● **EXERCISE DATA**:
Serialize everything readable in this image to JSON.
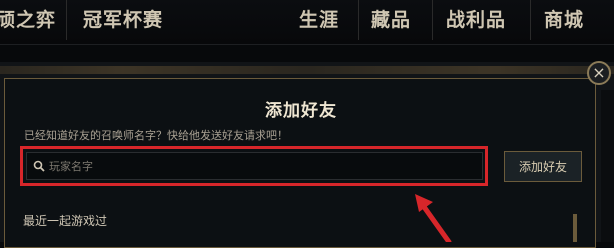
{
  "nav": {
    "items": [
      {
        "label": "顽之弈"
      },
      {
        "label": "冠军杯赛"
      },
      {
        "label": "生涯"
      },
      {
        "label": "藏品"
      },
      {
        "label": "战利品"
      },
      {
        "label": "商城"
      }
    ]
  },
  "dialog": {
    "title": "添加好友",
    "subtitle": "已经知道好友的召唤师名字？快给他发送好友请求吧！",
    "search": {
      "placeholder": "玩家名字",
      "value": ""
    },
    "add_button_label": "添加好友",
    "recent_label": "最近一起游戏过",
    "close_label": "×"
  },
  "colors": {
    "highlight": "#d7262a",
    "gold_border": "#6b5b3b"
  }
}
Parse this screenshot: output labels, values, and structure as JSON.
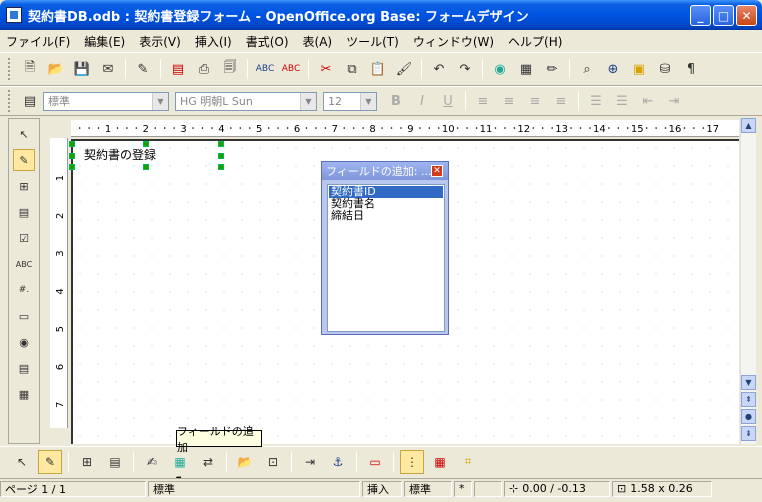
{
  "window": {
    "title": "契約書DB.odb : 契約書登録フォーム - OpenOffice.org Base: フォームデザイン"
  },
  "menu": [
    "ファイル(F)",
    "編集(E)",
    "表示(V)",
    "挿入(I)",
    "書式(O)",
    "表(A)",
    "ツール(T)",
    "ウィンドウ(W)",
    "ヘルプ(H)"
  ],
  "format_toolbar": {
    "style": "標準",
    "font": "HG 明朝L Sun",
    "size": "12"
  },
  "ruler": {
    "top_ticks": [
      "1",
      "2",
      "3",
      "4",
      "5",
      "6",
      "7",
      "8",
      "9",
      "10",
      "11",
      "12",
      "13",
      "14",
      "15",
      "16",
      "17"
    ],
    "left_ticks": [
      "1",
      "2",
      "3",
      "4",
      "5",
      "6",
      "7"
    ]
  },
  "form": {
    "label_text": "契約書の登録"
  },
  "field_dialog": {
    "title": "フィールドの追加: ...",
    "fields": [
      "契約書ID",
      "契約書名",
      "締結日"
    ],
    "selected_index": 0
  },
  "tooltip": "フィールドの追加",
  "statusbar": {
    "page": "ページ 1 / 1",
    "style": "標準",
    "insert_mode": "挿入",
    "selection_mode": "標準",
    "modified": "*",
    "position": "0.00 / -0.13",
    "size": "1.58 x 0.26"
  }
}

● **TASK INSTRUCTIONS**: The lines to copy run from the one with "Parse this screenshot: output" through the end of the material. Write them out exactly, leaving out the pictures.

● **OUTPUT OF THE EXERCISE**:
Parse this screenshot: output labels, values, and structure as JSON.
{
  "window": {
    "title": "契約書DB.odb : 契約書登録フォーム - OpenOffice.org Base: フォームデザイン"
  },
  "menu": [
    "ファイル(F)",
    "編集(E)",
    "表示(V)",
    "挿入(I)",
    "書式(O)",
    "表(A)",
    "ツール(T)",
    "ウィンドウ(W)",
    "ヘルプ(H)"
  ],
  "format_toolbar": {
    "style": "標準",
    "font": "HG 明朝L Sun",
    "size": "12"
  },
  "ruler": {
    "top_ticks": [
      "1",
      "2",
      "3",
      "4",
      "5",
      "6",
      "7",
      "8",
      "9",
      "10",
      "11",
      "12",
      "13",
      "14",
      "15",
      "16",
      "17"
    ],
    "left_ticks": [
      "1",
      "2",
      "3",
      "4",
      "5",
      "6",
      "7"
    ]
  },
  "form": {
    "label_text": "契約書の登録"
  },
  "field_dialog": {
    "title": "フィールドの追加: ...",
    "fields": [
      "契約書ID",
      "契約書名",
      "締結日"
    ],
    "selected_index": 0
  },
  "tooltip": "フィールドの追加",
  "statusbar": {
    "page": "ページ 1 / 1",
    "style": "標準",
    "insert_mode": "挿入",
    "selection_mode": "標準",
    "modified": "*",
    "position": "0.00 / -0.13",
    "size": "1.58 x 0.26"
  }
}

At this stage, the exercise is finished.